LONG-TERM EFFECTS OF BOTULISM

The majority of botulism patients never fully recover their pre-illness health. After three months to a year of recovery, persisting side-effects are most likely permanent. These long-term effects most often include fatigue, weakness, dizziness, dry mouth, and difficulty performing strenuous tasks. Patients also report a generally less happy and peaceful psychological state than before their illness.

BOTULISM DIAGNOSIS

If a patient displays symptoms of botulism, a doctor will most likely take a blood, stool, or gastric secretion sample. The most common test for botulism is injecting the patient’s blood into a mouse to see whether the mouse displays signs of botulism, since other testing methods take up to a week.

Sometimes botulism can be difficult to diagnose, since symptoms can be mild, or confused with those of Guillan-Barre Syndrome.

TREATMENT OF BOTULISM

If found early, botulism can be treated with an antitoxin that blocks circulation of the toxin in the bloodstream. This prevents the patient’s case from worsening, but recovery still takes several weeks.

PREVENTION OF BOTULISM

Since botulism poisoning most commonly comes from foods improperly canned at home, the most important step in preventing botulism is to follow proper canning procedure. Ohio State University’s Extension Service provides a useful guide to sanitary canning techniques.

Further botulism prevention techniques include:

Not eating canned food if the container is bulging or if it smells bad, although not all strains on Clostridium Botulinum smell
Storing garlic or herb-infused oil in the refrigerator
Not storing baked potatoes at room temperature
To prevent infant botulism, do not give even a small amount of honey to an infant, as honey is one source of infant botulism.

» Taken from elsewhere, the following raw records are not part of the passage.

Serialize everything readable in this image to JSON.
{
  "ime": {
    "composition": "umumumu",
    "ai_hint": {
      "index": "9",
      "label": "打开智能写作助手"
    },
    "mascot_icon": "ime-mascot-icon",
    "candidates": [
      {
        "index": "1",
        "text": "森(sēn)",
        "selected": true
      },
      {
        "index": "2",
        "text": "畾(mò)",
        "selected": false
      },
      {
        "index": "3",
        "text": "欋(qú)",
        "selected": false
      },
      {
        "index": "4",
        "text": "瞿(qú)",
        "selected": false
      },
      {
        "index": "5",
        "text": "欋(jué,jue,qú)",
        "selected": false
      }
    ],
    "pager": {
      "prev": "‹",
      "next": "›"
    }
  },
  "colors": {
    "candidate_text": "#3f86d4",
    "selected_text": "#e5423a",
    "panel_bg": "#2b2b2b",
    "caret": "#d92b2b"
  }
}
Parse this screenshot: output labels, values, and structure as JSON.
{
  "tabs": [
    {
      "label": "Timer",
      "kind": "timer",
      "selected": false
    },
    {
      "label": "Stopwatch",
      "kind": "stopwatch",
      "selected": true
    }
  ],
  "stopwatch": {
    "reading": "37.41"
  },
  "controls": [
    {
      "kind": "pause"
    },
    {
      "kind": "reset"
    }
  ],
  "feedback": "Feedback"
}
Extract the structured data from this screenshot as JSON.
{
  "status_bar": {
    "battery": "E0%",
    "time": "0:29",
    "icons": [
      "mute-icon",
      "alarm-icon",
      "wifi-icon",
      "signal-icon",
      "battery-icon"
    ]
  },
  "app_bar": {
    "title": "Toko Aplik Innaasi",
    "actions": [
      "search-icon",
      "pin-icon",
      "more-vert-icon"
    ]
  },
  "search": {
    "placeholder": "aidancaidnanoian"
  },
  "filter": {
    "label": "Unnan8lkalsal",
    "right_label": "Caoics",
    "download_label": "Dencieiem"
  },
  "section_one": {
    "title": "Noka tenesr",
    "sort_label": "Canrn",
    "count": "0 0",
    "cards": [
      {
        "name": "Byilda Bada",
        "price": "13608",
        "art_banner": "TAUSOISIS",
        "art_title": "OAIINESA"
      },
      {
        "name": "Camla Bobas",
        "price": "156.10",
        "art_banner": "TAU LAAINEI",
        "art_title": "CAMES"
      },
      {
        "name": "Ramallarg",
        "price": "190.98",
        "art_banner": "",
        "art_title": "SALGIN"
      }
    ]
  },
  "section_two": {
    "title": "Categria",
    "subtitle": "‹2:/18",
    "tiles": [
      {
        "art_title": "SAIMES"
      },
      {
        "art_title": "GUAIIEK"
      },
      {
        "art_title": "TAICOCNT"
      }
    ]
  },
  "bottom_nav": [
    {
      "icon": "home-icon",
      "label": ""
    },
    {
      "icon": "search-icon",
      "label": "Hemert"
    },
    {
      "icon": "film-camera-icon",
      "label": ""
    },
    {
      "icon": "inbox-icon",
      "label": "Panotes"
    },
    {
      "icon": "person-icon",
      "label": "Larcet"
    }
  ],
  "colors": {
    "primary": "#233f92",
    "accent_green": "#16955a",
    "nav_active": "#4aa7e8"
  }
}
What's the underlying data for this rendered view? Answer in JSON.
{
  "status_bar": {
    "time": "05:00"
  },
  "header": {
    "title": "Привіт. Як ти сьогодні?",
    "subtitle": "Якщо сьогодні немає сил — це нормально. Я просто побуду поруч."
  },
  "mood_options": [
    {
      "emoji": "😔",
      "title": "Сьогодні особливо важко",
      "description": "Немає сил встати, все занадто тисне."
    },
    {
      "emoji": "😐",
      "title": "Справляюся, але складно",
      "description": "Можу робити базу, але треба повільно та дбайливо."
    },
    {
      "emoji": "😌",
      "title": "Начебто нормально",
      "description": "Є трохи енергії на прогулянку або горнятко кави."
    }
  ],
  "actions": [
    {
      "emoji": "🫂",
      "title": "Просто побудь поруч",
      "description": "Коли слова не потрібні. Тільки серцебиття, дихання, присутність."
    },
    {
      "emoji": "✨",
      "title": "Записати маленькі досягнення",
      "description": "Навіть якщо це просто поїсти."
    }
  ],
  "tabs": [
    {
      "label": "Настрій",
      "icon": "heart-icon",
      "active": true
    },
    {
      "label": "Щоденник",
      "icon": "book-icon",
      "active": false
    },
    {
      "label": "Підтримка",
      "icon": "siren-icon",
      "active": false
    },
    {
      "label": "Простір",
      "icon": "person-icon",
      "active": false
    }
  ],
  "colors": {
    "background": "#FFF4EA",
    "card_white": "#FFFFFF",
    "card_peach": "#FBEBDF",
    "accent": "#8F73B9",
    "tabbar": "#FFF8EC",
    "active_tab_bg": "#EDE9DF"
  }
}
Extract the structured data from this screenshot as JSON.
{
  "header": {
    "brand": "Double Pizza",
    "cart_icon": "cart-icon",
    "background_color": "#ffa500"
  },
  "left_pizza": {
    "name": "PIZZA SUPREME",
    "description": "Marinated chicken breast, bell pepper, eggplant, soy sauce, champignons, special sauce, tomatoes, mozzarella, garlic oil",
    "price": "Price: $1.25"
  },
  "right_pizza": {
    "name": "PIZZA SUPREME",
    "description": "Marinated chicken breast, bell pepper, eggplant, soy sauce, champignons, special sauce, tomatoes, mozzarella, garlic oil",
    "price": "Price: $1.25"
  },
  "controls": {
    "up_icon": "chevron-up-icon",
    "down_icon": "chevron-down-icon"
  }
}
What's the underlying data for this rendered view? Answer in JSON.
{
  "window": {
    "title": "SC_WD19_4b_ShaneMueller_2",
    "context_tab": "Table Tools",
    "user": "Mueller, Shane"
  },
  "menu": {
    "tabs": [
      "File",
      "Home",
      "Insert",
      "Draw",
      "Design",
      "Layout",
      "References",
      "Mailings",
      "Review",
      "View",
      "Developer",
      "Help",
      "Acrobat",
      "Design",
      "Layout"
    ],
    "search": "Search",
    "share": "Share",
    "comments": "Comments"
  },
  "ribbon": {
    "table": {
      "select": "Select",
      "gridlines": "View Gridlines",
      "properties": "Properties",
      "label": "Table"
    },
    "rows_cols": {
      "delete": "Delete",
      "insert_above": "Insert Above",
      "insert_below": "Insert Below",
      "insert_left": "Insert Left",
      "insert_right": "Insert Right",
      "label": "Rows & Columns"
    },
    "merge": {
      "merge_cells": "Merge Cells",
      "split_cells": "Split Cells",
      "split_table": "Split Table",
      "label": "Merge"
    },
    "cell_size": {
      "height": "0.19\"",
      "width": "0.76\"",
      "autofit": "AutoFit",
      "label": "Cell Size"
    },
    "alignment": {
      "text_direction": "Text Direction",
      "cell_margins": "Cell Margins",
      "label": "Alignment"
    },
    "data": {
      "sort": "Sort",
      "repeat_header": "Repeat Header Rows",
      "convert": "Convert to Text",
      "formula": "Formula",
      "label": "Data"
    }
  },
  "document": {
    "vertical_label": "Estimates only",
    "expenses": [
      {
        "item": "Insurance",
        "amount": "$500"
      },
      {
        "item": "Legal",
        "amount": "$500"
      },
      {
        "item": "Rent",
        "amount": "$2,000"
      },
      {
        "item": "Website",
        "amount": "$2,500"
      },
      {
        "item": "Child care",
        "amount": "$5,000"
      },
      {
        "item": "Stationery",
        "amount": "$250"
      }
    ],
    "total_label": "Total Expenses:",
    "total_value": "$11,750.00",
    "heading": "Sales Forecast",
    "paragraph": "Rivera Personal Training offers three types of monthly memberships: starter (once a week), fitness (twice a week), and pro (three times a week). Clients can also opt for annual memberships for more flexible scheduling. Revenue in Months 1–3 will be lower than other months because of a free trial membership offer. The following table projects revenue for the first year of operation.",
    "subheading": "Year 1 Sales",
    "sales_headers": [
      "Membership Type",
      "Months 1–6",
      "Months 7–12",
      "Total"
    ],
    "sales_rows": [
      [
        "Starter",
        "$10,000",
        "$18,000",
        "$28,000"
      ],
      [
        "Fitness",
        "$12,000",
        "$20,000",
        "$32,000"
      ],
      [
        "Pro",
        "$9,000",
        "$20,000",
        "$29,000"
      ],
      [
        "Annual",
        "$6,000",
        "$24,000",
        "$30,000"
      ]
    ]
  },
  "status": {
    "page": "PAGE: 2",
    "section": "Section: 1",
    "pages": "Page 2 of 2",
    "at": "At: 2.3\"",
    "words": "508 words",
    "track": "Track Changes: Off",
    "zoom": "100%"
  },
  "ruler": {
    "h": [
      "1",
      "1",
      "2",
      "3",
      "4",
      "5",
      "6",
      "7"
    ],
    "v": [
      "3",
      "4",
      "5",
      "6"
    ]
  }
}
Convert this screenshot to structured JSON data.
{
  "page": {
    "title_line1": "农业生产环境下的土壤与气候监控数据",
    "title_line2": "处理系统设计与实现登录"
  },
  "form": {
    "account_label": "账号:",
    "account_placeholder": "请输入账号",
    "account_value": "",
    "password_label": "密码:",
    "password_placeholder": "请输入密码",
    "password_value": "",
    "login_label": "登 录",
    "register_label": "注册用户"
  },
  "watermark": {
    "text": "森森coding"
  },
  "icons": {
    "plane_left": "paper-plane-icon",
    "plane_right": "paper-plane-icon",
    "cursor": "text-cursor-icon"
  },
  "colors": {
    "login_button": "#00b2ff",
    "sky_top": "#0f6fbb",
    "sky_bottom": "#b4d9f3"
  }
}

Marler Clark, The Food Safety Law Firm, is the nation’s leading law firm representing victims of Botulism outbreaks. The Botulism lawyers of Marler Clark have represented thousands of victims of Botulism and other foodborne illness outbreaks and have recovered over $600 million for clients.  Marler Clark is the only law firm in the nation with a practice focused exclusively on foodborne illness litigation.  Our Botulism lawyers have litigated Botulism cases stemming from outbreaks traced to carrot juice and chili.